The Museum-going public doesn’t often get the opportunity to observe the work that goes on behind the scenes in a museum. The National Air and Space Museum’s poster collection is a case in point. The items in this collection, which range from notices for early aviation exhibitions to commercial airline advertising, were collected over many years. It is only recently, however, that the posters have been curated; i.e., cared for as a collection.
The docents at the Udvar-Hazy Center enjoyed meeting a special visitor on May 16, 2009. His name is Jim Henry, a WWII naval aviator. Henry was one of the pilots that flew the F4U-1D Corsair that is on display at the Center.
This summer, the world is marking the 40th anniversary of one of the greatest milestones in aerospace history, and one of the most remarkable of all human achievements—the first Moon landing by Apollo 11. But the summer of 2009 also marks another meaningful event in aerospace history. It is the centennial of military aviation.

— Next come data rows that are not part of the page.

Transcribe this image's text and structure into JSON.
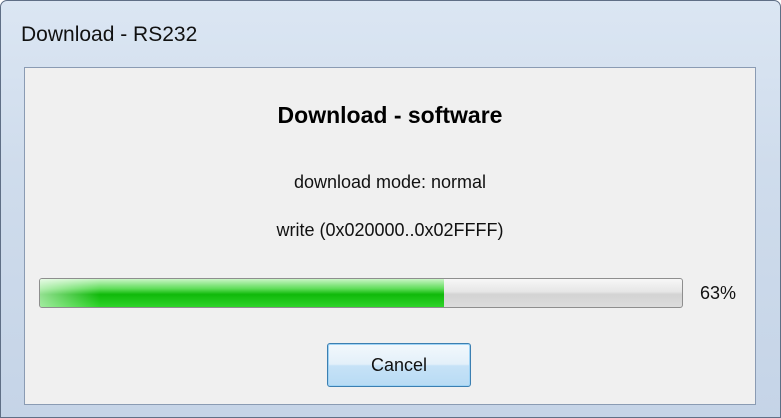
{
  "window": {
    "title": "Download - RS232"
  },
  "dialog": {
    "heading": "Download - software",
    "mode_line": "download mode: normal",
    "write_line": "write  (0x020000..0x02FFFF)",
    "progress": {
      "value_percent": 63,
      "label": "63%"
    },
    "cancel_label": "Cancel"
  },
  "colors": {
    "progress_fill": "#10b90a",
    "button_border": "#3c7fb1"
  }
}
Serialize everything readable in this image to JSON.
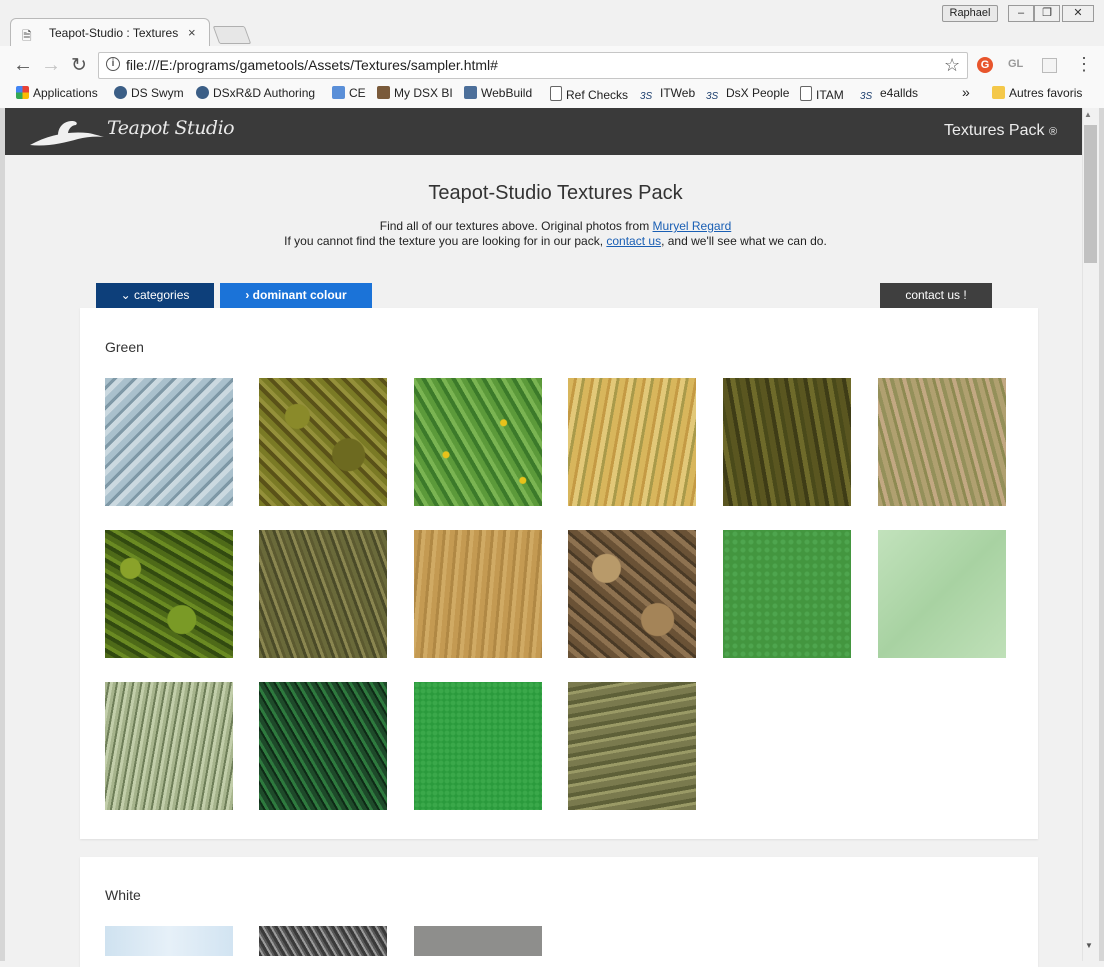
{
  "browser": {
    "tab_title": "Teapot-Studio : Textures",
    "tab_close": "×",
    "profile_name": "Raphael",
    "url": "file:///E:/programs/gametools/Assets/Textures/sampler.html#",
    "ext_g": "G",
    "ext_gl": "GL",
    "bookmarks": [
      "Applications",
      "DS Swym",
      "DSxR&D Authoring",
      "CE",
      "My DSX BI",
      "WebBuild",
      "Ref Checks",
      "ITWeb",
      "DsX People",
      "ITAM",
      "e4allds"
    ],
    "bookmarks_overflow": "»",
    "other_bookmarks": "Autres favoris"
  },
  "site": {
    "logo_text": "Teapot Studio",
    "pack_label": "Textures Pack",
    "registered": "®"
  },
  "content": {
    "title": "Teapot-Studio Textures Pack",
    "intro_line1_prefix": "Find all of our textures above. Original photos from ",
    "intro_line1_link": "Muryel Regard",
    "intro_line2_prefix": "If you cannot find the texture you are looking for in our pack, ",
    "intro_line2_link": "contact us",
    "intro_line2_suffix": ", and we'll see what we can do."
  },
  "nav": {
    "categories": "⌄ categories",
    "dominant_colour": "› dominant colour",
    "contact": "contact us !"
  },
  "sections": {
    "green": {
      "title": "Green",
      "textures": [
        "water-ripple",
        "moss-ground",
        "clover-flowers",
        "dry-grass-yellow",
        "dark-olive-grass",
        "wild-grass-mix",
        "dense-foliage",
        "tall-dry-grass",
        "straw-hay",
        "dead-leaves",
        "green-stucco",
        "pale-green-plaster",
        "green-bark-stripes",
        "green-scales",
        "green-bumpy",
        "murky-water"
      ]
    },
    "white": {
      "title": "White",
      "textures": [
        "pale-blue-snow",
        "grey-fur",
        "grey-concrete"
      ]
    }
  },
  "colors": {
    "header_bg": "#3a3a3a",
    "nav_categories": "#0d3f7a",
    "nav_colour_active": "#1b73d8",
    "nav_contact": "#3f3f3f",
    "link": "#1a5fb4"
  }
}
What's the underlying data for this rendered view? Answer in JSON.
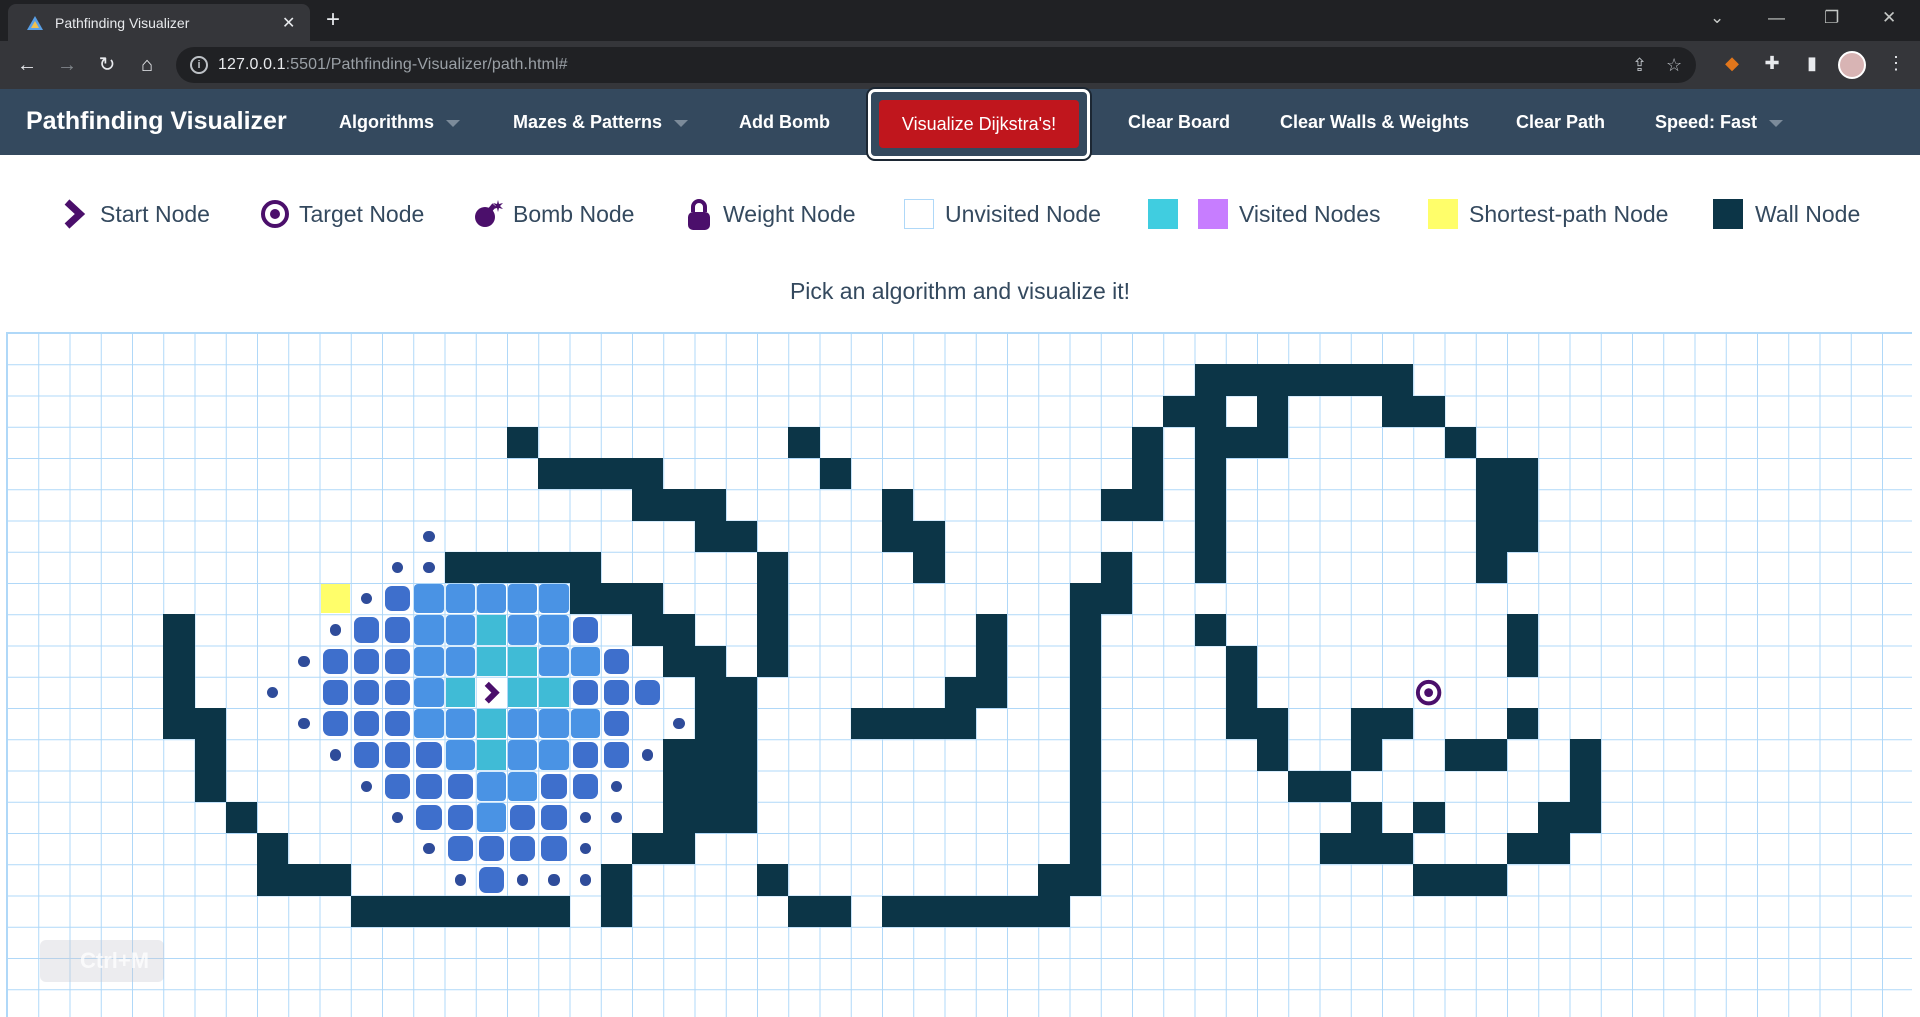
{
  "browser": {
    "tab_title": "Pathfinding Visualizer",
    "url_host": "127.0.0.1",
    "url_rest": ":5501/Pathfinding-Visualizer/path.html#"
  },
  "app": {
    "brand": "Pathfinding Visualizer",
    "nav": {
      "algorithms": "Algorithms",
      "mazes": "Mazes & Patterns",
      "add_bomb": "Add Bomb",
      "visualize": "Visualize Dijkstra's!",
      "clear_board": "Clear Board",
      "clear_walls": "Clear Walls & Weights",
      "clear_path": "Clear Path",
      "speed": "Speed: Fast"
    },
    "legend": {
      "start": "Start Node",
      "target": "Target Node",
      "bomb": "Bomb Node",
      "weight": "Weight Node",
      "unvisited": "Unvisited Node",
      "visited": "Visited Nodes",
      "shortest": "Shortest-path Node",
      "wall": "Wall Node"
    },
    "message": "Pick an algorithm and visualize it!",
    "overlay_hint": "Ctrl+M"
  },
  "colors": {
    "nav_bg": "#34495e",
    "visualize_red": "#c0161d",
    "wall": "#0c3547",
    "visited_teal": "#40bbd6",
    "visited_purple": "#c77dff",
    "shortest_path": "#fffe6a",
    "grid_line": "#afd8f8",
    "node_purple": "#4b0f6b"
  }
}
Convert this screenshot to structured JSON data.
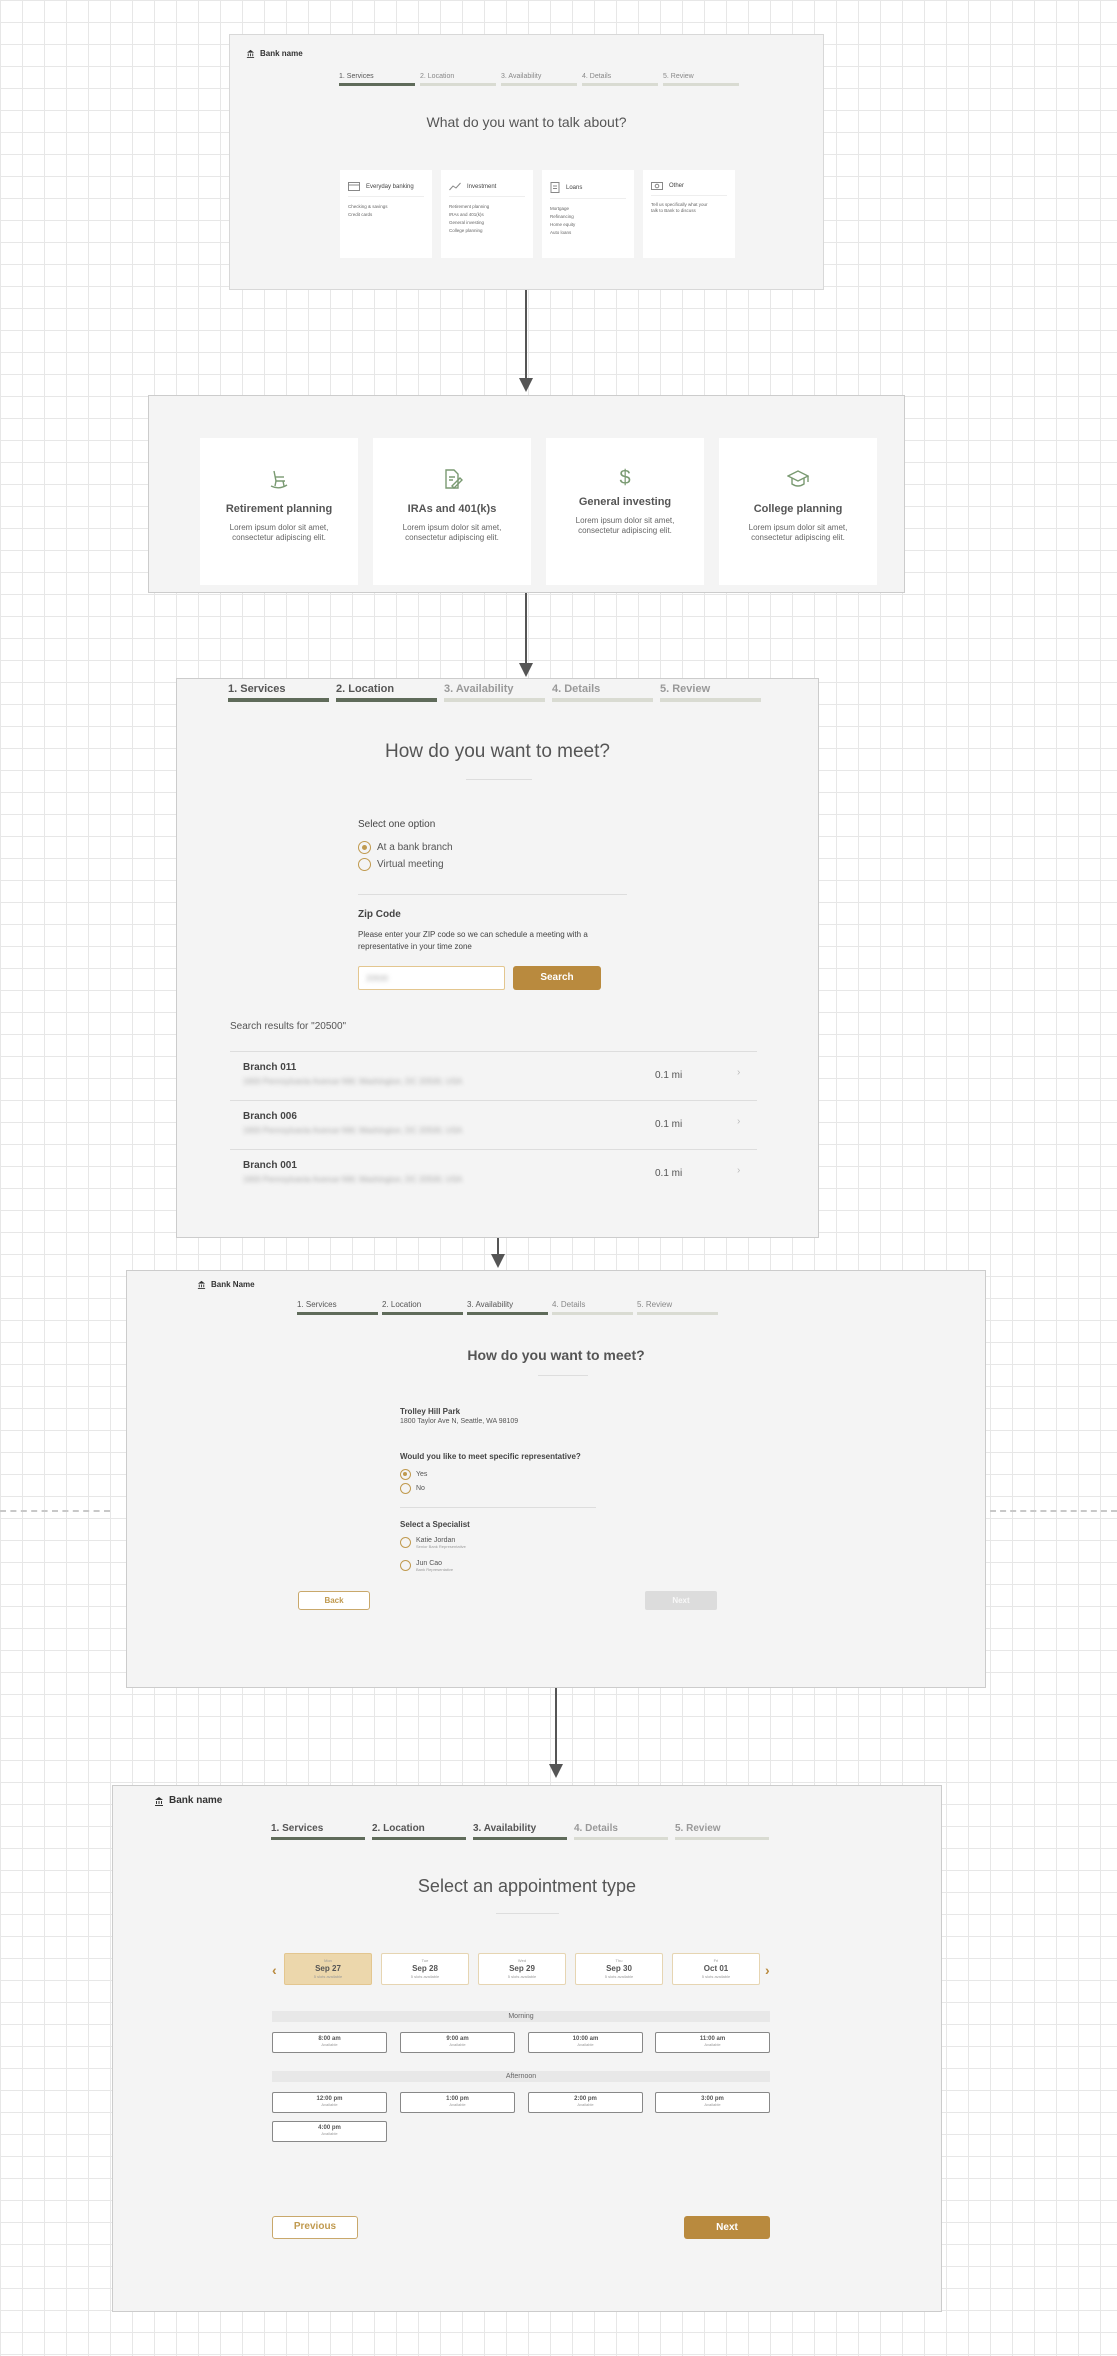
{
  "screen1": {
    "bank_name": "Bank name",
    "steps": [
      "1. Services",
      "2. Location",
      "3. Availability",
      "4. Details",
      "5. Review"
    ],
    "title": "What do you want to talk about?",
    "cards": [
      {
        "icon": "card-icon",
        "title": "Everyday banking",
        "items": [
          "Checking & savings",
          "Credit cards"
        ]
      },
      {
        "icon": "chart-trend-icon",
        "title": "Investment",
        "items": [
          "Retirement planning",
          "IRAs and 401(k)s",
          "General investing",
          "College planning"
        ]
      },
      {
        "icon": "document-icon",
        "title": "Loans",
        "items": [
          "Mortgage",
          "Refinancing",
          "Home equity",
          "Auto loans"
        ]
      },
      {
        "icon": "cash-icon",
        "title": "Other",
        "items": [
          "Tell us specifically what your",
          "talk to Bank to discuss"
        ]
      }
    ]
  },
  "screen2": {
    "cards": [
      {
        "icon": "rocking-chair-icon",
        "title": "Retirement planning",
        "desc": "Lorem ipsum dolor sit amet, consectetur adipiscing elit."
      },
      {
        "icon": "document-edit-icon",
        "title": "IRAs and 401(k)s",
        "desc": "Lorem ipsum dolor sit amet, consectetur adipiscing elit."
      },
      {
        "icon": "dollar-icon",
        "title": "General investing",
        "desc": "Lorem ipsum dolor sit amet, consectetur adipiscing elit."
      },
      {
        "icon": "graduation-cap-icon",
        "title": "College planning",
        "desc": "Lorem ipsum dolor sit amet, consectetur adipiscing elit."
      }
    ]
  },
  "screen3": {
    "steps": [
      "1. Services",
      "2. Location",
      "3. Availability",
      "4. Details",
      "5. Review"
    ],
    "title": "How do you want to meet?",
    "select_label": "Select one option",
    "options": [
      "At a bank branch",
      "Virtual meeting"
    ],
    "zip_heading": "Zip Code",
    "zip_help": "Please enter your ZIP code so we can schedule a meeting with a representative in your time zone",
    "zip_value": "20500",
    "search_button": "Search",
    "results_label": "Search results for \"20500\"",
    "branches": [
      {
        "name": "Branch 011",
        "address": "1600 Pennsylvania Avenue NW, Washington, DC 20500, USA",
        "distance": "0.1 mi"
      },
      {
        "name": "Branch 006",
        "address": "1600 Pennsylvania Avenue NW, Washington, DC 20500, USA",
        "distance": "0.1 mi"
      },
      {
        "name": "Branch 001",
        "address": "1600 Pennsylvania Avenue NW, Washington, DC 20500, USA",
        "distance": "0.1 mi"
      }
    ]
  },
  "screen4": {
    "bank_name": "Bank Name",
    "steps": [
      "1. Services",
      "2. Location",
      "3. Availability",
      "4. Details",
      "5. Review"
    ],
    "title": "How do you want to meet?",
    "branch_name": "Trolley Hill Park",
    "branch_address": "1800 Taylor Ave N, Seattle, WA 98109",
    "question": "Would you like to meet specific representative?",
    "answers": [
      "Yes",
      "No"
    ],
    "specialist_label": "Select a Specialist",
    "specialists": [
      {
        "name": "Katie Jordan",
        "role": "Senior Bank Representative"
      },
      {
        "name": "Jun Cao",
        "role": "Bank Representative"
      }
    ],
    "back_button": "Back",
    "next_button": "Next"
  },
  "screen5": {
    "bank_name": "Bank name",
    "steps": [
      "1. Services",
      "2. Location",
      "3. Availability",
      "4. Details",
      "5. Review"
    ],
    "title": "Select an appointment type",
    "dates": [
      {
        "dow": "Mon",
        "date": "Sep 27",
        "slots": "5 slots available"
      },
      {
        "dow": "Tue",
        "date": "Sep 28",
        "slots": "5 slots available"
      },
      {
        "dow": "Wed",
        "date": "Sep 29",
        "slots": "5 slots available"
      },
      {
        "dow": "Thu",
        "date": "Sep 30",
        "slots": "5 slots available"
      },
      {
        "dow": "Fri",
        "date": "Oct 01",
        "slots": "5 slots available"
      }
    ],
    "morning_label": "Morning",
    "morning_slots": [
      {
        "time": "8:00 am",
        "status": "Available"
      },
      {
        "time": "9:00 am",
        "status": "Available"
      },
      {
        "time": "10:00 am",
        "status": "Available"
      },
      {
        "time": "11:00 am",
        "status": "Available"
      }
    ],
    "afternoon_label": "Afternoon",
    "afternoon_slots": [
      {
        "time": "12:00 pm",
        "status": "Available"
      },
      {
        "time": "1:00 pm",
        "status": "Available"
      },
      {
        "time": "2:00 pm",
        "status": "Available"
      },
      {
        "time": "3:00 pm",
        "status": "Available"
      },
      {
        "time": "4:00 pm",
        "status": "Available"
      }
    ],
    "previous_button": "Previous",
    "next_button": "Next"
  },
  "colors": {
    "accent": "#b98a3e",
    "accent_light": "#ecd7ac",
    "step_active": "#5f6b5a",
    "step_inactive": "#d9dbd2",
    "icon_green": "#7a9a72"
  }
}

When a colleague of ours, the curator of the model airplane collection, Tom Dietz, passed away recently, I was reminded of the time I spoke with him about two of the Museum’s model airplanes that I find most intriguing.
Looking elegant but a bit bulky, Lieutenant Gilbert L. Meyers of the 35th Pursuit Squadron models his government issued flying ensemble: an A-8 oxygen mask, B-6 goggles, B-3 winter jacket, A-3 trousers, B-5 helmet, A-9 gloves, A-6 shoes, and S-1 harness.
On June 23, 1948, the Soviet Union blockaded ground access to West Berlin, at that time occupied by the United States, Great Britain, and France. All road, rail, and barge traffic was shut down. President Harry S. Truman and Gen. Lucius D. Clay, the American Military Governor of Germany, resolved to keep the city supplied by air. The resulting “Operation Vittles” – also known as the Berlin Airlift – was a massive combined effort of all the U.S. armed services and the Western powers.